Pasqua: Easter In Italy
Today I wanted to talk about one of the major holidays celebrated in Italy, Easter! I thought it'd be cool to describe some of the fantastic Easter traditions that are practiced throughout Italy! Second only to Christmas, Pasqua (or, 'Easter') is the busiest time on the year for most Italian businesses and communities. With exciting festivities, and of course amazing food, you will be wanting to spend Pasqua with the Italians next year!
Whether you happen to be religious or not, I though it'd be good to talk about the days leading up to Easter called 'La Settimana Santa' (Holy Week).
What is 'Holy Week'?
Before we dive into all the fantastic cultural activities, here is a brief description of the different days that make up 'Holy Week'.
- Palm Sunday - Beginning Holy Week, Palm Sunday is celebrated on the Sunday before Easter Sunday.
- Holy Thursday - The Thursday during Holy Week, commemorating the Lord's Supper.
- Good Friday - The Friday during Holy Week. This is the day in remembrance of the crucifixion of Jesus.
- Pasqua - Easter Sunday, of course, celebrating the day that Jesus rose from the dead.
- Pasquetta - Literally translating into "little Easter", this is the Monday following Easter Sunday and is a day filled with celebration throughout Italy.
Holy Week Festivities
Pasqua in Rome
Rome is a mecca for Catholic pilgrims during the two weeks leading up to Pasqua. If you are visiting the area during this time of year and are wanting to go out to eat, be sure to:
1) See if the restaurant is open
2) Make a reservation in advance
It is not uncommon for businesses to close for Good Friday and to remain closed until after Pasquetta.

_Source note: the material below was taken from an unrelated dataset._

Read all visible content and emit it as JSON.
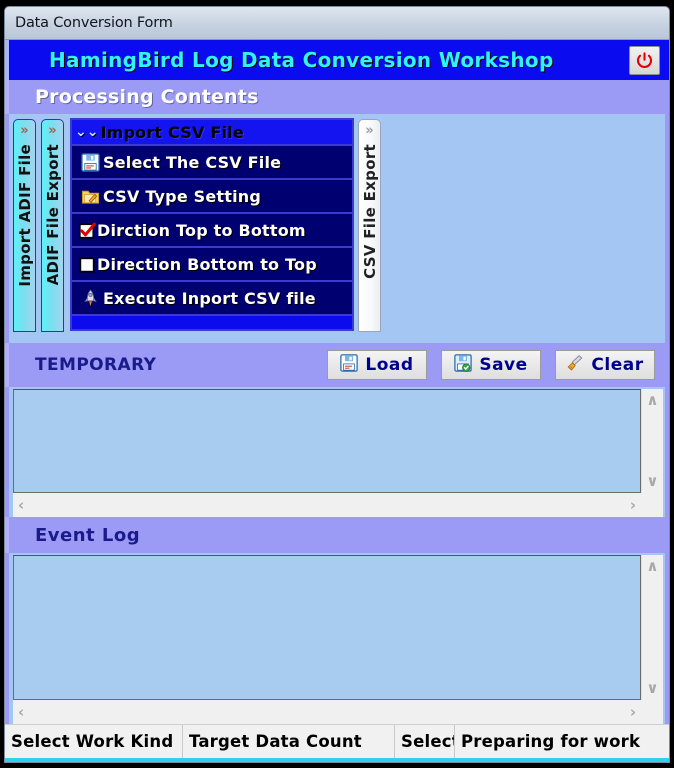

Visitors gather in Rome at 5pm on Good Friday to celebrate mass with the Pope at St. Peter's Basilica and then follow a candle lit procession that includes 14 stops for prayer. The procession commemorates Via Crucis, or the walk of Christ and ends in front of the Colosseum.
Misteri di Trapani

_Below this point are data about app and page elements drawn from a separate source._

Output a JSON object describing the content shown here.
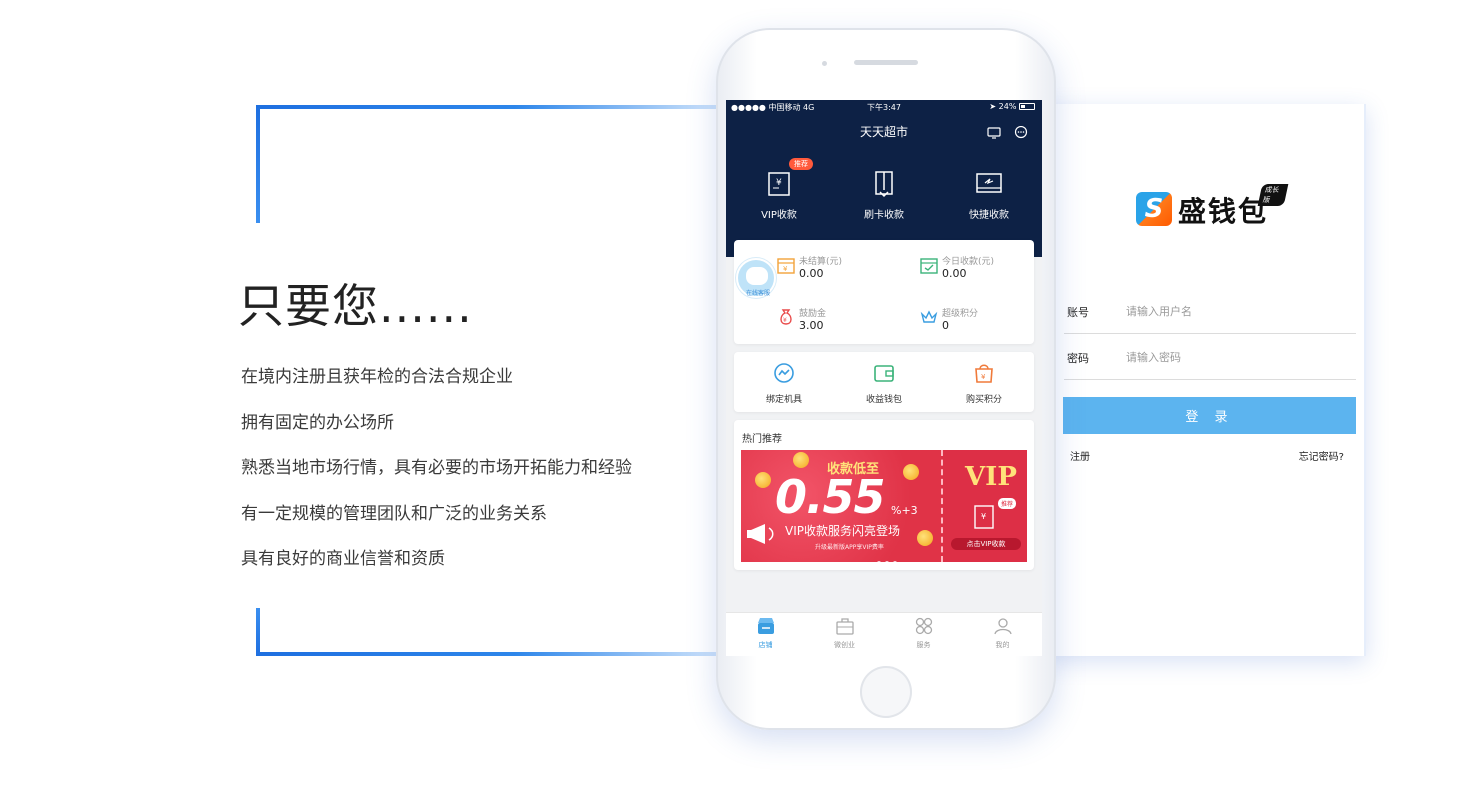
{
  "left": {
    "headline": "只要您......",
    "requirements": [
      "在境内注册且获年检的合法合规企业",
      "拥有固定的办公场所",
      "熟悉当地市场行情，具有必要的市场开拓能力和经验",
      "有一定规模的管理团队和广泛的业务关系",
      "具有良好的商业信誉和资质"
    ],
    "accent_color": "#1e6fe0"
  },
  "phone": {
    "status_bar": {
      "carrier": "●●●●● 中国移动  4G",
      "time": "下午3:47",
      "battery": "24%"
    },
    "title": "天天超市",
    "quick_actions": [
      {
        "label": "VIP收款",
        "badge": "推荐",
        "icon": "vip-receipt-icon"
      },
      {
        "label": "刷卡收款",
        "icon": "card-swipe-icon"
      },
      {
        "label": "快捷收款",
        "icon": "quick-pay-icon"
      }
    ],
    "avatar_caption": "在线客服",
    "stats": [
      {
        "name": "未结算(元)",
        "value": "0.00",
        "icon": "calendar-yen-icon"
      },
      {
        "name": "今日收款(元)",
        "value": "0.00",
        "icon": "calendar-check-icon"
      },
      {
        "name": "鼓励金",
        "value": "3.00",
        "icon": "money-bag-icon"
      },
      {
        "name": "超级积分",
        "value": "0",
        "icon": "crown-icon"
      }
    ],
    "tools": [
      {
        "label": "绑定机具",
        "icon": "link-icon"
      },
      {
        "label": "收益钱包",
        "icon": "wallet-icon"
      },
      {
        "label": "购买积分",
        "icon": "shopping-bag-icon"
      }
    ],
    "hot_title": "热门推荐",
    "banner": {
      "headline": "收款低至",
      "big": "0.55",
      "suffix": "%+3",
      "sub": "VIP收款服务闪亮登场",
      "small": "升级最新版APP享VIP费率",
      "vip": "VIP",
      "vip_tag": "推荐",
      "vip_btn": "点击VIP收款"
    },
    "tabs": [
      {
        "label": "店铺",
        "icon": "store-icon",
        "active": true
      },
      {
        "label": "微创业",
        "icon": "briefcase-icon",
        "active": false
      },
      {
        "label": "服务",
        "icon": "grid-icon",
        "active": false
      },
      {
        "label": "我的",
        "icon": "user-icon",
        "active": false
      }
    ]
  },
  "login": {
    "logo_mark": "S",
    "logo_text": "盛钱包",
    "logo_badge": "成长版",
    "username_label": "账号",
    "username_placeholder": "请输入用户名",
    "password_label": "密码",
    "password_placeholder": "请输入密码",
    "submit_label": "登 录",
    "register_label": "注册",
    "forgot_label": "忘记密码?",
    "button_color": "#5cb4ef"
  }
}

Located in Sicily, the town of Trapani is host to the Good Friday celebration of Misteri di Trapani. The celebration, dating before 1612, includes a parade of 20 different floats made of wood consisting of individual scenes of the Passion of Christ. Lasting at least 16 hours, it is common for the procession to continue well over 24 hours!
Scoppio del Carro
On the morning of Pasqua in Florence, thousands gather for Scoppio del Carro or La Festa del Carro ('Explosion of the Cart'). This celebration includes a parade of 150 soldiers, musicians, and people dressed in 15th century attire. The people follow behind an antique cart pulled by white oxen. This festival, dating, over 350 years, concludes with a rocket in the shape of a dove holding an olive branch being launched into the cart setting off a fireworks display! This is one of the few things I have yet to see in Florence yet, have you seen it? Let me know in the comments!
On Pasquetta in Panicale, in the Umbria district of Italy, the locals host their cheese-rolling competition known as Ruzzolone. During the competition, wheels of cheese are rolled down the streets of Panicale. The person to make it around the village walls in the fewest "strokes" wins the competition and gets to keep the cheese. Although, I'm not sure how appetizing cheese that has been rolled all over the ground would be! ;)
Also held on Pasquetta in the Emilia-Romagna town of Tredozio, is the festival known as Pallia dell'uovo. The entire day is filled with activities, games, and competitions revolving around eggs, including an egg eating competition!
Similar to the United States, the dyeing of Easter eggs is a common activity for children in Italy. Sometimes they are hand painted with intricate designs, and sometimes they are solid colors. Instead of using store bought egg dye, they color their eggs with homemade dye made from boiled fruits and vegetables.
Of course, we can't talk about Italian culture without mentioning the food! Here are a few Pasqua delicacies that are certain to make your mouth water.
Children in Italy look forward to these chocolate covered eggs all year long. Beautifully decorated and delicious, inside you can find hidden surprises! They also have the Kinder chocolate eggs too!
These shortbread cookies, dolci pasquali, can be found all throughout Italy during Easter time. Commonly given as gifts, they can be found in the shape of bunnies, ducks, chickens, eggs, and other springtime symbols.
This dish, casatiello, is a salty cake filled with salami, cheese, sausage, and hard boiled egg. It is a common to find these at Easter dinners throughout Italy.
Unlike the United States, where ham is an Easter dinner staple, you are more likely to find a tender lamb at Easter dinner in Italy.
Pupi con L'uova
The Easter season is the premier time to find sweets in Italy, including cakes, cookies, and chocolates. This dessert, known as Pupi con l'uova is something that children look forward to every year. For girls, this pastry is shaped into a baby doll, whereas it can be found in different animal shaped for boys. The pastry is wrapped around hard boiled eggs that are typically dyed red.